Queen Elizabeth 2 – how are the mighty fallen.

Posted: February 19, 2016 in Popular Culture et al
Tags: , , , ,

Rotting in obscurity, workers spit-roasting pigs on its deck – the sad state of the iconic QE2.

The QE2 visiting Sydney in happier times.

The QE2 visiting Sydney in happier times.

 

The ship known worldwide as the “QE2” was once a magnificent vessel that royalty, the well-heeled and celebrities were proud to board. But sadly times have changed, and now even ordinary people do not have any use for it. The ship once had lively bars and luxurious dining rooms on the lower decks. They now sit empty and dirty, not being used by even the crew.

A photographer has recently taken photos of the “before” and “after” of the QE2. When the ship was in its prime, it hosted the Queen herself, George W. Bush, Nelson Mandela, Ginger Rogers, Debbie Reynolds and many, many more. Now, the ship has been docked for nearly six years in Dubai, awaiting its renovation. It was promised that it would be able to return to sea in 2013, making its first sailing to China. That was three years ago and it still sits in the water, rotting away and perhaps never to see the promised renovations.

The beautiful ship was to be converted into a 400-suite floating hotel for nearly 60 million pounds. The plans for this are waiting to be announced as well, but if the plans for the hotel go through, then workers will renovate the ballroom, seven restaurants, ten lounges, and even a cinema.

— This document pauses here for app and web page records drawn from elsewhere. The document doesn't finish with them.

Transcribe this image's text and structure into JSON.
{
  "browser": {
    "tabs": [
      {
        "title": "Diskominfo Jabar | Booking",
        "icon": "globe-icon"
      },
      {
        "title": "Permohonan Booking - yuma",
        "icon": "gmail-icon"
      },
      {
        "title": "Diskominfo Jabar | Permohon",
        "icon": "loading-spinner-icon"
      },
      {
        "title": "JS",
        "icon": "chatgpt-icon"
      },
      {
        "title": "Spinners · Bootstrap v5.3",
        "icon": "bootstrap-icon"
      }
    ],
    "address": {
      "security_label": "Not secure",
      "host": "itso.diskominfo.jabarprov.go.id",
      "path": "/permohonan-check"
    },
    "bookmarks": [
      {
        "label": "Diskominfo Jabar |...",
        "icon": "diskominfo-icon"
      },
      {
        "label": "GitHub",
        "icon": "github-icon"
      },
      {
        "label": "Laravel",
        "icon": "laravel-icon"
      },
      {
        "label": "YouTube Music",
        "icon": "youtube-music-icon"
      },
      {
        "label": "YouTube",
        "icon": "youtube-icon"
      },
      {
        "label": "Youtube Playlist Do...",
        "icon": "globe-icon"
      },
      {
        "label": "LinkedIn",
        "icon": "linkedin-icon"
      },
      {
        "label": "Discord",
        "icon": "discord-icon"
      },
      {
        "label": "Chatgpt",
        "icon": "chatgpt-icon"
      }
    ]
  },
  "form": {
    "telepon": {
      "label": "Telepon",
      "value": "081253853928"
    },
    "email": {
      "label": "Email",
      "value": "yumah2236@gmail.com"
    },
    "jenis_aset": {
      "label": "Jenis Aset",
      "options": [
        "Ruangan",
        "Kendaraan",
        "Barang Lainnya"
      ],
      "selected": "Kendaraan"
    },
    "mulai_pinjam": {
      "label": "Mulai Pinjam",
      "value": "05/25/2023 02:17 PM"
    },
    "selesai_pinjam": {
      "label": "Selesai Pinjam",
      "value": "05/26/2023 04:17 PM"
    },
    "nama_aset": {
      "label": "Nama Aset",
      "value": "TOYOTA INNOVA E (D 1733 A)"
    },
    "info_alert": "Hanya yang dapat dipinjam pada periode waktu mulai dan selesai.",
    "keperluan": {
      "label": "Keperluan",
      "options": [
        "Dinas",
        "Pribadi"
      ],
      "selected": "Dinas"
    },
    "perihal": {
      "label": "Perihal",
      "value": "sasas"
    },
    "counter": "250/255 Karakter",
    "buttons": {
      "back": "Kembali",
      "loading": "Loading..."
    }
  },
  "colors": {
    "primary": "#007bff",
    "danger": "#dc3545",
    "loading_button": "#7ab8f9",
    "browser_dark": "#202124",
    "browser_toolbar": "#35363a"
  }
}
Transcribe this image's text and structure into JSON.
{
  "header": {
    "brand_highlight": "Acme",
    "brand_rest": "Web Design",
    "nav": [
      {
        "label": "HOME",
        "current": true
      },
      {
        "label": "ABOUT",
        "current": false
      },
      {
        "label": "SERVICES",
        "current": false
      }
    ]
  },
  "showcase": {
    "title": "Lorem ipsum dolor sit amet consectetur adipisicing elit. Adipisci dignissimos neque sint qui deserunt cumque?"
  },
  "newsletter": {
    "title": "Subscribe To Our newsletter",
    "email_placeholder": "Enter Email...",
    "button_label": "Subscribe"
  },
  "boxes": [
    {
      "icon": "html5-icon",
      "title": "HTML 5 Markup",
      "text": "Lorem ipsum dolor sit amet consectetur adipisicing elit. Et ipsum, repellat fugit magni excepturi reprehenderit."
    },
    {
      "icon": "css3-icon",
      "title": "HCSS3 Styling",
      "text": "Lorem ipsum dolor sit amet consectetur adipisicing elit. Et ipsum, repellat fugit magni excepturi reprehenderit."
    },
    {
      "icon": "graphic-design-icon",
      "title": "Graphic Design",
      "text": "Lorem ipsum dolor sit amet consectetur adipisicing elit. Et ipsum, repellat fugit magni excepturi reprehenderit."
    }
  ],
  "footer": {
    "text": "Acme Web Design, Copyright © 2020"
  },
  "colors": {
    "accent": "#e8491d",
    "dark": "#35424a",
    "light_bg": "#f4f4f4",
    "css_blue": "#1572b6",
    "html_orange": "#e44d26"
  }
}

But it appears the Queen Elizabeth II sits un-loved in a Dubai dockyard after the plans to transform it into a hotel have stalled.  And the ship now has to prove that it is still able to sail without any issues. The longer it sits in the water untouched, the more likely it will never be able to sail. Several former crew members and campaigners are angered to see this large ship sitting idle in the water, wanting to to see it return to its former splendour and the condition it once was in.

"Disrespectful"

“Disrespectful”

Louis de Sousa, who worked on the ship for nine years during the 1990s, saying that it’s like the owners of the ship and the dock owners don’t even care. Unlike other large ships, this one can definitely be renovated and used for many years to come. De Sousa said that it probably would have been better if the ship had gone to a scrapyard at this point. That way, he and the other workers would have had better memories of the ship. With it sitting in the dock, the workers get to see nature slowly taking its toll on the large ship, decaying it slowly day by day.

When de Sousa was shown the photo of men slow-roasting a pig on the ship, he said it was rather disrespectful of them to take advantage of it.

Rob Lightbody, who runs a QE2 website, said that he’s increasingly anxious about what will happen to the ship saying that the owners keep making all of those promises, yet the ship sits in the dock, day in and day out, under the baking Middle East sun. He said the worst part of it is that these empty promises get everyone’s hopes up, and then all of a sudden the plans fall silent, leaving everyone in the dark thinking, “When will it happen?”

The Queen during her farewell visit to the ship on 2 June 2008.

The Queen during her farewell visit to the ship on 2 June 2008.

He says the saddest thing of all is that the QE2 is the last of the ship’s type. It was British-built and designed by a British crew. The main issue seems to be that the ship is docked in the wrong place. It should be docked in Britain, not Dubai. He believes that the people in Dubai do not even care that the ship is there, nor do they know just how special that ship really is.

One of the photographers who worked on the ship, Alan Snelson, said that someone should just come forward and let everyone know that there are no plans in store to have the ship renovated. That way, campaigners and donors can work hard at saving the ship while it’s still in fairly good condition. If the ship has to wait any longer, the damage will soon be irreversible and it will then have to be scrapped for sure.

The ship carried nearly 2.5 million people and had completed nearly 700 Atlantic crossings since its launch at John Brown shipyard in Clydebank in 1967.

The QE2’s original home port was Southampton; it had been sailing from there for nearly 40 years when it was sold to Dubai in 2008.

Advertisements

What do YOU think? That's what matters. Please comment!

Fill in your details below or click an icon to log in:

WordPress.com Logo

You are commenting using your WordPress.com account. Log Out / Change )

Twitter picture

You are commenting using your Twitter account. Log Out / Change )

Facebook photo

You are commenting using your Facebook account. Log Out / Change )

Google+ photo

You are commenting using your Google+ account. Log Out / Change )

Connecting to %s